From learning Braille herself, Moon discovered that it is confusing to remember the exact position of the dots. As a result she goes on to develop a more universal and exact method of communication. She explores the use of numbers and number functions as a form of writing. Her fascination with numbers lies in their universal quality and how prevalent and useful they are in our contemporary society.
This experimentation with numbers can be seen clearly in her piece where she sets two identical battery-powered clocks next to each other, referencing Felix Gonzalez-Torres’ piece“Untitled (Perfect Lovers).” Moon transforms his traditional representation of time into an abstract form by removing the actual hours of the clock and replacing them with the words “Perfect Lovers” written in English Braille number codes. Although the numbers on the clock now represent “Perfect Lovers” instead of actual time the clocks still operate as functional clocks correctly synchronized with each other.
Still exploring the concept of time, Jaye Moon references On Kawara’s date paintings. Here she connects herself with On Kawara by using the same sizes, colors and compositions of his paintings. However she replaces the numbers in his paintings that represent dates with English Braille number codes that translate into dirty words that people refrain from using in public. Again here she is removing the idea of traditional time and date and using the number system to deliver a message. She uses a universal system of communication but makes it indistinguishable by putting it in code.
Moon goes further to explore her interest in public and private notions by referencing Tracey Emin’s neon text sign piece “People Like You Need To Fuck People Like Me”. Moon recreates the Emin piece, but translates Emin’s confessional text into her English Braille number code. By doing this Moon makes Emin’s message once again private and undecipherable while keeping the statement in the form of a public neon sign.
In addition to the number coded pieces Moon also installs texts made out of lego blocks as street art.
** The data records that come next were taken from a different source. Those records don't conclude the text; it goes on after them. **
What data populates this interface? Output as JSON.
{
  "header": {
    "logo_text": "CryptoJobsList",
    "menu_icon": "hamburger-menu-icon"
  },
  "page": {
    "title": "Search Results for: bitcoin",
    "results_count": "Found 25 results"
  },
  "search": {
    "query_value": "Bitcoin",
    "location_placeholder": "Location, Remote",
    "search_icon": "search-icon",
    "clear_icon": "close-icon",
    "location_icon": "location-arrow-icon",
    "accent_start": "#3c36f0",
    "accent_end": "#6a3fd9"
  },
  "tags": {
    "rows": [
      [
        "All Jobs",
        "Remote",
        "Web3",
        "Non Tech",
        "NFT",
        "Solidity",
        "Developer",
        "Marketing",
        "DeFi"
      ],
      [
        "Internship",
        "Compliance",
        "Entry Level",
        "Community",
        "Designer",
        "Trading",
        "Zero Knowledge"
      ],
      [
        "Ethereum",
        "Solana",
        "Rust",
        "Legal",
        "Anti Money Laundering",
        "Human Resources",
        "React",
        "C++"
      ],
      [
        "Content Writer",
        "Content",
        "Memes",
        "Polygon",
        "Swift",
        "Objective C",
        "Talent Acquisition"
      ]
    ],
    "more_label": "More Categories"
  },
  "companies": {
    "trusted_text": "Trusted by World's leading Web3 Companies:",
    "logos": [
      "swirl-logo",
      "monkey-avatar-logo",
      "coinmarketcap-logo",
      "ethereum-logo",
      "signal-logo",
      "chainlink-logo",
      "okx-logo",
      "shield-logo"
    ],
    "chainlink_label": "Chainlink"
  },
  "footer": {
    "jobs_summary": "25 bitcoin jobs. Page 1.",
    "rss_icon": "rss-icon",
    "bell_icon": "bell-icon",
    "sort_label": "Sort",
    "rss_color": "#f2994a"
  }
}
One of the texts, “I AM STILL ALIVE” by On Kawara will be shared with passerby.
In this show Jaye Moon is exploring the two sided nature of expressing ourselves with numbers. Using numbers to represent ourselves and to communicate can be practical but as a result our emotions become less personal. The use of numbers in Moon’s work break all the rules of her own interpretation but still maintain true meaning encoded underneath the surface. The numbers become abstract, minimal and emotional and at the same time all expressing a clear sense of humor.
Jaye Moon is a Brooklyn based artist. She received her MFA from Pratt Institute. She has previously exhibited at the DUMBO Arts Center, White Columns, Artists Space, Galeria Max Estrella in Madrid, Spain and Gallery Momo in Tokyo, Japan. In 2006 she won the Pollack Krasner Foundation Grant.
This fall she will participate in the CJ Art Studio Residency program in Korea.